There will be a gradual return to the long-run average level of performance for resort and leisure destinations, Jones said. While they will continue to outperform, it may not be to the level they did this year and last. The company is confident there will be a gradual return of business travel and continued strengthening in group business recovery.
“Those hotels in those markets that have been lagging the industry recovery over the last couple of years, we’re going to expect them to outperform the average industry number in 2023,” he said. “We’re going to challenge ourselves and challenge our teams to get every ounce of market share that they can as those other segments of demand come back.”
Most of Twenty Four Seven Hotels’ properties will find revenue growth opportunities through a mix of sales, Rodriguez said. The company has been hyper-focused on its mix of sales by season and using last year as benchmark to improve that mix. It will also strive for more retail bookings and less on discount channels.
The company anticipates most of its annualized occupancy will be similar to where it is, he said. But there are some hotels in certain markets that still have the opportunity to further recover.
“For the most part, the occupancies are more or less where we’d like it to be from a model perspective,” he said. “We just really want to improve that average daily rate.”
Looking at the forecasts for 2023, there’s no continuing rebound on the occupancy side, so the overall direction for next year is ADR growth, and those expectations are in the double-digit range compared to 2019, Forde said. Any industry forecasts show that range for next year.
“I don’t think there’s anything at this stage that says we don’t look to be within those forecasts as well,” he said.
Raines performed a lot of deferred maintenance this year, and there’s still some more capital expenditures it will need to do next year, Paola said. The brands have been pushing property-improvement plans, and some of those will come to term in 2023.
The work will likely be what the hotels wanted to get to this year but couldn’t yet, such as tile and grout or resurfacing pools, he said. Other projects may be work the Raines held off on until the hotels recovered further.
Given the inflationary environment, the increase in ADRs will help to absorb some of the rising costs, Paola said.
Labor will definitely be front and center in accounting for HVMG’s expenses next year, Jones said. The company has been staying close to what’s going on in the market to be competitive with wages and benefits. The goal is to be the preferred employer in every one of its markets.
“That wage inflation is definitely putting the greatest pressure on the [profits and losses report],” he said.

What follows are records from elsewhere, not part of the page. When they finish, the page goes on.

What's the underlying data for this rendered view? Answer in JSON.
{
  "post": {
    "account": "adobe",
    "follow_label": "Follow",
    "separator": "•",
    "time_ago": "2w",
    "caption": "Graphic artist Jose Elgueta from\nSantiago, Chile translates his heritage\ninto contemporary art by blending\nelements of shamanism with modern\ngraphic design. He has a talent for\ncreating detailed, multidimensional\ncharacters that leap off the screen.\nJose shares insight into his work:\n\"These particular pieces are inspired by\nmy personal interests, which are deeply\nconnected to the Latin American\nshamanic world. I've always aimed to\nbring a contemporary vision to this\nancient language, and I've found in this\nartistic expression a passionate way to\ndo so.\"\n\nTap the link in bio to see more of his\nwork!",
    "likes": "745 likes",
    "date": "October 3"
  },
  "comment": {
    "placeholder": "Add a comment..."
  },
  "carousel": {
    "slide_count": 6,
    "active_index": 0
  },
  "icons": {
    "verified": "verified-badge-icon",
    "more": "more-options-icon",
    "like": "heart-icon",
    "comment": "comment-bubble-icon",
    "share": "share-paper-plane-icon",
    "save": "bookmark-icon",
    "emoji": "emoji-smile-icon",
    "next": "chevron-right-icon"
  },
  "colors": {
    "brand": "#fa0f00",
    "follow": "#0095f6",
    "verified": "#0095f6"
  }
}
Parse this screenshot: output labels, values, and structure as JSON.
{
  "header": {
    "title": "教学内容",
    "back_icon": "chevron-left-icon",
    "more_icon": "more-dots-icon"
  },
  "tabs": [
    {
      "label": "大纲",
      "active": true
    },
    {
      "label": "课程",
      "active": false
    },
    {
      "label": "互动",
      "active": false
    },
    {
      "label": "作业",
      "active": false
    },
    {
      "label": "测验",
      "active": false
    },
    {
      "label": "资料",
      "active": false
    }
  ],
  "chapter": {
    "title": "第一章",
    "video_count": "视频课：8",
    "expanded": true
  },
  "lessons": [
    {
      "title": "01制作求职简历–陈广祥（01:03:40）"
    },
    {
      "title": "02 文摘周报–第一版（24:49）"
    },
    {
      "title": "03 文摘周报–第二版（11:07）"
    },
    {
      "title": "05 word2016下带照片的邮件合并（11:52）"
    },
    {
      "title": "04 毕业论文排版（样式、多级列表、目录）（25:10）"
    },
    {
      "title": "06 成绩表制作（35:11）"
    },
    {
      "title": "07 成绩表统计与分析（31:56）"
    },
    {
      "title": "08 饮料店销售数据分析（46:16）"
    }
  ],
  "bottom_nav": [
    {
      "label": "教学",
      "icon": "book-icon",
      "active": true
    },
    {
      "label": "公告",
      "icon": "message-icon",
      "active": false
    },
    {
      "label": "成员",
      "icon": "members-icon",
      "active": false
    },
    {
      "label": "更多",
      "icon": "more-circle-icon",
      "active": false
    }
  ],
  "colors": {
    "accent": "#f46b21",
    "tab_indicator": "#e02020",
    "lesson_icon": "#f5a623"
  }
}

HVMG is doing everything it can to find ways to improve its labor productivity and efficiencies to offset that pressure as much as possible, Jones said. That could be through several avenues, such as technology or consolidating management positions in markets with multiple hotels. It has centralized a number of services to take some pressure off the execution at the hotel level and get economies of scale above property level.
“We’re really doing our best to stay competitive and be able to keep our hotels properly staffed and, at the same time, find efficiencies through operational strategies and technologies as much as possible,” he said.
There’s a renewed interest in automation technology to help deal with staffing shortages, Rodriguez said.
“We definitely want to make sure that we have a new focus on systems and system automation,” he said. “Whether it needs to be in finance, revenue, our sales process and tracking — we’re trying to make a lot more headway in automation.”
Twenty Four Seven Hotels is also having photos taken of its properties to have new pictures put online to go along with their direct booking campaigns, he said. It will also invest more in its food-and-beverage programming as a way to elevate the guest experience and create more revenue opportunities, particularly at properties where there’s not much opportunity to raise rates further.